July 28, 2006 - 8:26 am UTC

Reviewer: Prasanth PV

Hi Tom,
Is there any method to lower the HWM without doing the truncate table operation.


Thanks And Regards
Prasanth PV.

Tom Kyte

Followup  

July 28, 2006 - 8:00 pm UTC

in 10g, sure.

using the alter table T shrink space compact and shrink space commands.

that would be an online operation.

in 9i and before, alter table T move; would do it - but that is "offline" (table is not useable while you do this) and would require rebuilds of indexes as well.

row chaining

August 11, 2006 - 1:07 am UTC

Reviewer: Prasanth.pv

Hi Tom,
Whether row chaining will reduce the performace of insert?
Regards,
Prasanth.PV

Tom Kyte

Followup  

August 11, 2006 - 10:39 am UTC

ask in one place please. so go look in the other place you cut and pasted this same text.

how to find table HWM if...

March 13, 2007 - 6:33 am UTC

Reviewer: Peter Larsen from Denmark

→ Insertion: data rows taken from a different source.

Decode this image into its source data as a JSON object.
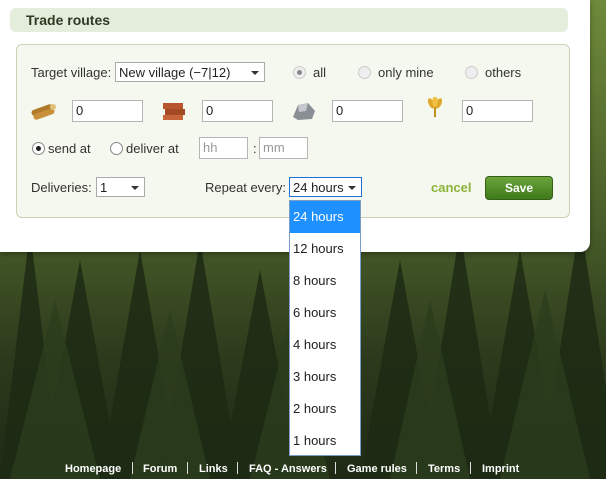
{
  "panel": {
    "title": "Trade routes"
  },
  "target": {
    "label": "Target village:",
    "selected": "New village (−7|12)",
    "filter_options": [
      {
        "label": "all",
        "checked": true
      },
      {
        "label": "only mine",
        "checked": false
      },
      {
        "label": "others",
        "checked": false
      }
    ]
  },
  "resources": [
    {
      "icon": "lumber-icon",
      "value": "0"
    },
    {
      "icon": "clay-icon",
      "value": "0"
    },
    {
      "icon": "iron-icon",
      "value": "0"
    },
    {
      "icon": "crop-icon",
      "value": "0"
    }
  ],
  "timing": {
    "send_at": "send at",
    "deliver_at": "deliver at",
    "send_checked": true,
    "hour_placeholder": "hh",
    "minute_placeholder": "mm",
    "separator": ":"
  },
  "deliveries": {
    "label": "Deliveries:",
    "value": "1"
  },
  "repeat": {
    "label": "Repeat every:",
    "value": "24 hours",
    "options": [
      "24 hours",
      "12 hours",
      "8 hours",
      "6 hours",
      "4 hours",
      "3 hours",
      "2 hours",
      "1 hours"
    ],
    "selected_index": 0
  },
  "actions": {
    "cancel": "cancel",
    "save": "Save"
  },
  "footer": [
    "Homepage",
    "Forum",
    "Links",
    "FAQ - Answers",
    "Game rules",
    "Terms",
    "Imprint"
  ],
  "colors": {
    "accent": "#8cb33a",
    "save": "#4f8c26",
    "highlight": "#1e90ff"
  }
}
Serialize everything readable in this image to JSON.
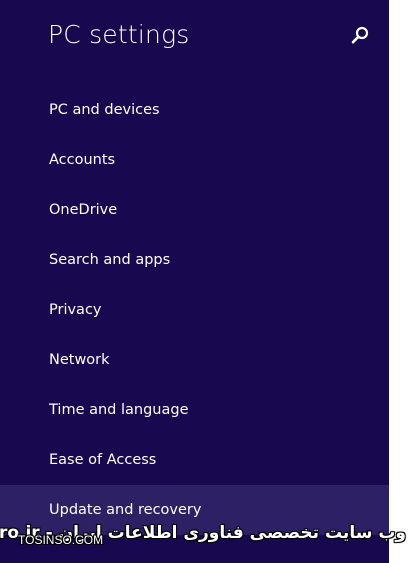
{
  "header": {
    "title": "PC settings",
    "search_icon": "search-icon"
  },
  "nav": {
    "items": [
      {
        "label": "PC and devices"
      },
      {
        "label": "Accounts"
      },
      {
        "label": "OneDrive"
      },
      {
        "label": "Search and apps"
      },
      {
        "label": "Privacy"
      },
      {
        "label": "Network"
      },
      {
        "label": "Time and language"
      },
      {
        "label": "Ease of Access"
      },
      {
        "label": "Update and recovery",
        "selected": true
      }
    ]
  },
  "watermark": {
    "main": "ITPro.ir - وب سایت تخصصی فناوری اطلاعات ایران",
    "sub": "TOSINSO.COM"
  },
  "colors": {
    "panel_background": "#180850",
    "selected_background": "#2d2065",
    "text": "#ffffff"
  }
}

Hi

Years ago when I was still working with ANALYZE command if was pretty easy to find those tables whose HWM is high and the table is quite empty.

It was done with

BLOCKS
EMPTY_BLOCKS
NUM_ROWS * AVG_ROW_LEN

if NUM_ROWS * AVG_ROW_LEN is much smaller than BLOCKS then the HWM is high and we probably need to rebuild the table.

Can we still apply the same logic with DBMS_STATS?


Tom Kyte

Followup  

March 13, 2007 - 11:29 am UTC

sure, it populates those

August 17, 2008 - 7:31 pm UTC

Reviewer: A reader

Very good explanation Tom.

High water mark

March 24, 2009 - 3:30 pm UTC

Reviewer: Vithal from UK

Hi Tom,

I have table with 1 column with number format and 100 rows. this table is cosuming 160 GB space. when I have asked to DBA's they have told that its highwatermark issue but how can i find what is the high watermark for this table? is there any stadered query for this?
Tom Kyte

Followup  

March 29, 2009 - 10:57 am UTC

you know the high water mark, it is 160gb. You told us how big the table is. The high water mark of a table is simply the largest size it was at some point.


If you only have 100 rows and it is 160gb, it would sort of make sense to fix it.

assuming you are using locally managed tablespaces:
ops$tkyte%ORA11GR1> alter table t1 move storage ( initial 1k next 1k minextents 1 pctincrease 0 );

Table altered.



would shrink it right down. (rebuild all indexes on T1 after this) If you have 10g and are using ASSM (automatic segment space management), you could alternatively:


ops$tkyte%ORA11GR1> alter table t1 enable row movement;

Table altered.

ops$tkyte%ORA11GR1> alter table t1 shrink space compact;

Table altered.

ops$tkyte%ORA11GR1> alter table t1 shrink space
  2  /

Table altered.


that will shrink the space down to nothing as well.